_Problem to work on_
Go through the records and copy each line where the word "required" occurs.

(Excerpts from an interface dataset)
§

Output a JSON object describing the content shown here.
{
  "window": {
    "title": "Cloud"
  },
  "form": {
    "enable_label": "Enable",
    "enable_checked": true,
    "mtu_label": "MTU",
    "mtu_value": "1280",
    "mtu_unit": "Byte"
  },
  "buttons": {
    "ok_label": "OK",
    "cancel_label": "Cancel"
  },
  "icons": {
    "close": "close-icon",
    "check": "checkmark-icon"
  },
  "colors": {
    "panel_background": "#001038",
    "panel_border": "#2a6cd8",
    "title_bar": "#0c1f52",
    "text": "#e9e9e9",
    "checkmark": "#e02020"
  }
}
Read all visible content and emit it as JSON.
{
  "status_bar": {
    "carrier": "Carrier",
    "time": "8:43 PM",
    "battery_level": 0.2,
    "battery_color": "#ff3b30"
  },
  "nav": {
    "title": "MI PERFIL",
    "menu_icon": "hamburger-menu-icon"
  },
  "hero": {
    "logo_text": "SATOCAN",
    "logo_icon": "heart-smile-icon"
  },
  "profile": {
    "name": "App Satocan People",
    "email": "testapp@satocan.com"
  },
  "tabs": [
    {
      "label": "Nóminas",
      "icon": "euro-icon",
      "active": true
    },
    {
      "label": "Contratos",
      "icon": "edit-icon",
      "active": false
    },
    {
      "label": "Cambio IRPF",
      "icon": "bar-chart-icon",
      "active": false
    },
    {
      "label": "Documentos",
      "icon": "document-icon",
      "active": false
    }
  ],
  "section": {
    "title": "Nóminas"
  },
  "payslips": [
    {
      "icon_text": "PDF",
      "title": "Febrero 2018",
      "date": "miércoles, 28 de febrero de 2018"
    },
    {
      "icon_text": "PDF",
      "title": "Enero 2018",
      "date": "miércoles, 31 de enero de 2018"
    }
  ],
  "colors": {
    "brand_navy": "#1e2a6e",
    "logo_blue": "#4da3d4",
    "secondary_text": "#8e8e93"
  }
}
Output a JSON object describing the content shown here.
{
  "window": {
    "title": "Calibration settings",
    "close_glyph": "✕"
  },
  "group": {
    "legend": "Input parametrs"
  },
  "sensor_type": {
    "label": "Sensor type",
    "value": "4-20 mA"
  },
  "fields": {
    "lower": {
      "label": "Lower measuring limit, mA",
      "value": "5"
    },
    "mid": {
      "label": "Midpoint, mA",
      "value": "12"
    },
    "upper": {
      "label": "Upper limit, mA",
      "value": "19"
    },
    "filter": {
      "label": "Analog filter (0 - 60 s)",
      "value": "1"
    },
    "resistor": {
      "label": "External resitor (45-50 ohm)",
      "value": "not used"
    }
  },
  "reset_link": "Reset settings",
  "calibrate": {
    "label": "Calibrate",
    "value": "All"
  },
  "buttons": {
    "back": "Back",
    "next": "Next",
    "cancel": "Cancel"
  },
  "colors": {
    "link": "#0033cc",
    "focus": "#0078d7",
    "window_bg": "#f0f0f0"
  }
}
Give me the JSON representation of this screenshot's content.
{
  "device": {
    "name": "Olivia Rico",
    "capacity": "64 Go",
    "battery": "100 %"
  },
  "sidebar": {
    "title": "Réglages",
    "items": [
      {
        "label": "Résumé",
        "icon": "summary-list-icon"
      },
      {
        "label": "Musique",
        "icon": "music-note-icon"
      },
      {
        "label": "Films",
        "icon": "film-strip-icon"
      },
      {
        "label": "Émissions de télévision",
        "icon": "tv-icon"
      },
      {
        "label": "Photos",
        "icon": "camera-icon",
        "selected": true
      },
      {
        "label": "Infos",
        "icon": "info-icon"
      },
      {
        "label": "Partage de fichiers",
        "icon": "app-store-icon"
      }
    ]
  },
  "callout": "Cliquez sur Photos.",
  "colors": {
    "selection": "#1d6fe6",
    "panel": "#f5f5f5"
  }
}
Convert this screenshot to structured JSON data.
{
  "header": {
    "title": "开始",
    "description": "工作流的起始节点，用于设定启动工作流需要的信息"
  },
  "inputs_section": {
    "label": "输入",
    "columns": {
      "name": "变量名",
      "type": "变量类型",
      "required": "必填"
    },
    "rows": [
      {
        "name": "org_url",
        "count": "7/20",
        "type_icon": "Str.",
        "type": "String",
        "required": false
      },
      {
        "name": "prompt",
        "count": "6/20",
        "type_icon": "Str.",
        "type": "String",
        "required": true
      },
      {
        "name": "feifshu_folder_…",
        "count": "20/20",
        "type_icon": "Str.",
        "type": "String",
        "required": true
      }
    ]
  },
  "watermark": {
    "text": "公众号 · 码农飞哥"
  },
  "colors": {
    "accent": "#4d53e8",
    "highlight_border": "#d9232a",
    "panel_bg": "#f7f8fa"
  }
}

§

_Exercise answer_
      "required": "必填"
        "required": false
        "required": true
        "required": true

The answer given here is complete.